_Items from an interface collection_:
▽
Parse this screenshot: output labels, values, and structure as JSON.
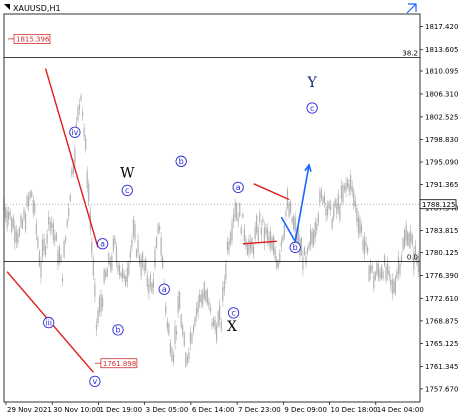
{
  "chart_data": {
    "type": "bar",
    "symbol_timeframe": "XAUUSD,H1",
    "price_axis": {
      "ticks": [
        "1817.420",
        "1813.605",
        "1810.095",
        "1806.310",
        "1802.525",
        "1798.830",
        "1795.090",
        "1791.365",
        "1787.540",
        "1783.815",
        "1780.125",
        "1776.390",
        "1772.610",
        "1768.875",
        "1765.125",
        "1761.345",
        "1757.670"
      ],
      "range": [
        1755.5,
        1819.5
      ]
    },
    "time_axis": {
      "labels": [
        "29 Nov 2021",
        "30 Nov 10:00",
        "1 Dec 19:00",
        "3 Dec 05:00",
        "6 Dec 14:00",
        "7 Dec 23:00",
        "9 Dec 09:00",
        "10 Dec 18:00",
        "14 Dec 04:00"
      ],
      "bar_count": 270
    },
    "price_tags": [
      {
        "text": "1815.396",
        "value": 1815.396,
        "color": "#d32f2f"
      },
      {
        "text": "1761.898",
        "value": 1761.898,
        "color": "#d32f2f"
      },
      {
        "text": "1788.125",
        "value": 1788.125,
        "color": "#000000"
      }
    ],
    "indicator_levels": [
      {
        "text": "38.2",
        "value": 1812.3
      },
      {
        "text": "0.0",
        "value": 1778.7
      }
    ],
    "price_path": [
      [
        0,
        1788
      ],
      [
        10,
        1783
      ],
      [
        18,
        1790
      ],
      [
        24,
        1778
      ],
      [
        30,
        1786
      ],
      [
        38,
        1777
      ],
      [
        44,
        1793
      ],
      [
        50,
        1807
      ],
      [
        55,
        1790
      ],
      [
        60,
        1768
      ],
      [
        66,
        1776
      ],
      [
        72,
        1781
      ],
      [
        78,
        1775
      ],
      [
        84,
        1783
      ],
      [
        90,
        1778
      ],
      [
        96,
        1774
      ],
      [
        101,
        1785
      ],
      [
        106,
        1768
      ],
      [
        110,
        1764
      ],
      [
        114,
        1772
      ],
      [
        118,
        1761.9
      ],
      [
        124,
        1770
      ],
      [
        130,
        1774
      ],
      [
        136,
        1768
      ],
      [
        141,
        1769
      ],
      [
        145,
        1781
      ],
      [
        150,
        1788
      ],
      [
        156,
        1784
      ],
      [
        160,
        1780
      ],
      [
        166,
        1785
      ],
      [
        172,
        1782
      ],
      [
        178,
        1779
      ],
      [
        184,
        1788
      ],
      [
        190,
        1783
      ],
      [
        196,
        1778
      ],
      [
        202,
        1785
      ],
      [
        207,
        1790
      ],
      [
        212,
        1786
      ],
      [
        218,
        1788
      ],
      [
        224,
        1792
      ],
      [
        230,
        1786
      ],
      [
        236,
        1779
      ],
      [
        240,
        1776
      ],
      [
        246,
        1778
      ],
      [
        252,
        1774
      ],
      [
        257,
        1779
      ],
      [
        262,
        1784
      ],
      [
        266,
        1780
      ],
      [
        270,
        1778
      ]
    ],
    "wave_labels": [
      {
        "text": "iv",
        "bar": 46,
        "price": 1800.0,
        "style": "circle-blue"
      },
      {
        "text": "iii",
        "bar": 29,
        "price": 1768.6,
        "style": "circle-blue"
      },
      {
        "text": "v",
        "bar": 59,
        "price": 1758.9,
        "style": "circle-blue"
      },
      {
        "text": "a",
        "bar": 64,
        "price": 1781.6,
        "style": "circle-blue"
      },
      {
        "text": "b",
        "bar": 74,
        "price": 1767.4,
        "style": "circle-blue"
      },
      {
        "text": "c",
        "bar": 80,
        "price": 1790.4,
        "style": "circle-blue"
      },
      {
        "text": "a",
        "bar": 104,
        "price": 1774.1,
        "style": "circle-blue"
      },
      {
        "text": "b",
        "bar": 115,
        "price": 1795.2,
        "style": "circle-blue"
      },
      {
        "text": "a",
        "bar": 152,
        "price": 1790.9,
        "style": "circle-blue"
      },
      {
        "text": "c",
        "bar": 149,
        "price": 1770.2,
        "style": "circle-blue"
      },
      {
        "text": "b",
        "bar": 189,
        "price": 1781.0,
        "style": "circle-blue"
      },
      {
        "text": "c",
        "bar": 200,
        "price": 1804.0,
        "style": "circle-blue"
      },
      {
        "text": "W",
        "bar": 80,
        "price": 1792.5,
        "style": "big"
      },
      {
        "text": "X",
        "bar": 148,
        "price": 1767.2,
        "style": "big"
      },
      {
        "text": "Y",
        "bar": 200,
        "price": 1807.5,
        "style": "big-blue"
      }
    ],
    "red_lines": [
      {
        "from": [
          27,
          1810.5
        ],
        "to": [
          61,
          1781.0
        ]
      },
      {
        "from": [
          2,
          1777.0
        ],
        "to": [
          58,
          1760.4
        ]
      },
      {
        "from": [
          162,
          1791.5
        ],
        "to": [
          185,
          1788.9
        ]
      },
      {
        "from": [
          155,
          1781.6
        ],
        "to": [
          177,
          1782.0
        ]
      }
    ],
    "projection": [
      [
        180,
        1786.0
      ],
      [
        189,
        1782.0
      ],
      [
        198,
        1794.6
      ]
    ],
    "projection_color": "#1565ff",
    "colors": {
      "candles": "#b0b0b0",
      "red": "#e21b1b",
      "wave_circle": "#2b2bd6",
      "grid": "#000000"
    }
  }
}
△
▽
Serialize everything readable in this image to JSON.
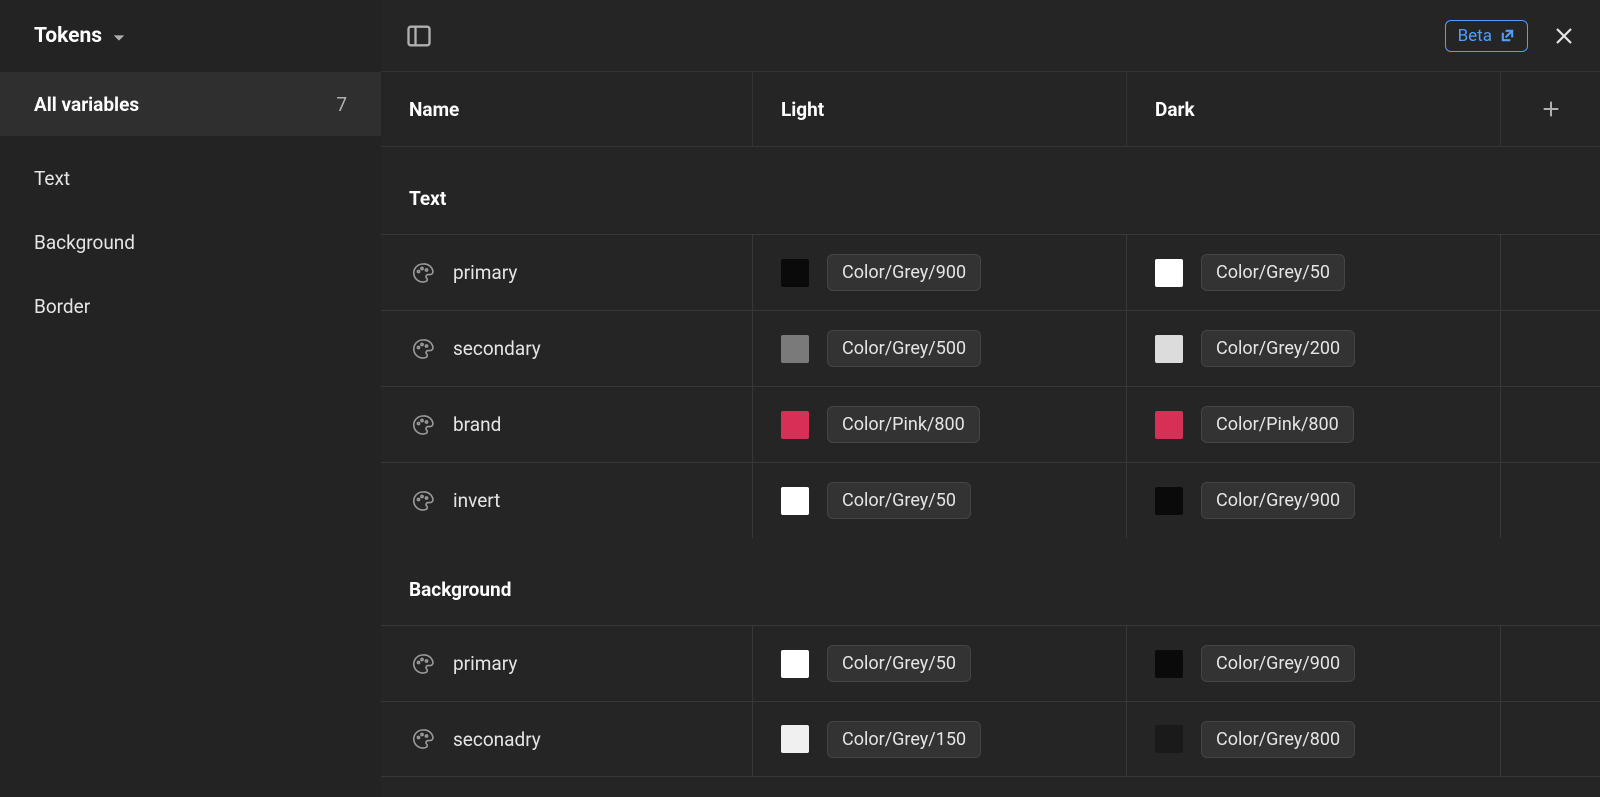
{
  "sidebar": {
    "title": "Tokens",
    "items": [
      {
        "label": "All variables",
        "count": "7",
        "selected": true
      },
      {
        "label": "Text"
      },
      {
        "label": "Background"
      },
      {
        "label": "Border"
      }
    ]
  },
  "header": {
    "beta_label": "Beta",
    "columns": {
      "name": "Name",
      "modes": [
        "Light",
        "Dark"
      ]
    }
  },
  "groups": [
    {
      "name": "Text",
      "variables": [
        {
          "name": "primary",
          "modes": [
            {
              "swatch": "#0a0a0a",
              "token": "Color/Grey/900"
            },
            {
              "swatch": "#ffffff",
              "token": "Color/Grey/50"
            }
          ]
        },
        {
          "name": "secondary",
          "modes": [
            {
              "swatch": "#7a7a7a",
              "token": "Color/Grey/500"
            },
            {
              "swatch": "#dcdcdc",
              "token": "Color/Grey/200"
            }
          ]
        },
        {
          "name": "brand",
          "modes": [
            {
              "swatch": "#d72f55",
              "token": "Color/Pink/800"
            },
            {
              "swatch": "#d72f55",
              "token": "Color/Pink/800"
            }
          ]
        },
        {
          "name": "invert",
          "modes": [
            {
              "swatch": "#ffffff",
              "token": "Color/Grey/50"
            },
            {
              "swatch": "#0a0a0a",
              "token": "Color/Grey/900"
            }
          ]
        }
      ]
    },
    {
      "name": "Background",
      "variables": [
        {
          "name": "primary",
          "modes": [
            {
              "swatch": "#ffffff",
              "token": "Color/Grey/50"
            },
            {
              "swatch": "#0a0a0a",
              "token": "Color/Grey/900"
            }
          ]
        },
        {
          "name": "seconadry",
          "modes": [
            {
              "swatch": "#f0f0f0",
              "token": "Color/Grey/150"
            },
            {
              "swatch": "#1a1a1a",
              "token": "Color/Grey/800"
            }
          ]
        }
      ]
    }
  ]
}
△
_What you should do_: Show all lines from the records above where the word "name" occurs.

_Task output_:
      "name": "Name",
      "name": "Text",
          "name": "primary",
          "name": "secondary",
          "name": "brand",
          "name": "invert",
      "name": "Background",
          "name": "primary",
          "name": "seconadry",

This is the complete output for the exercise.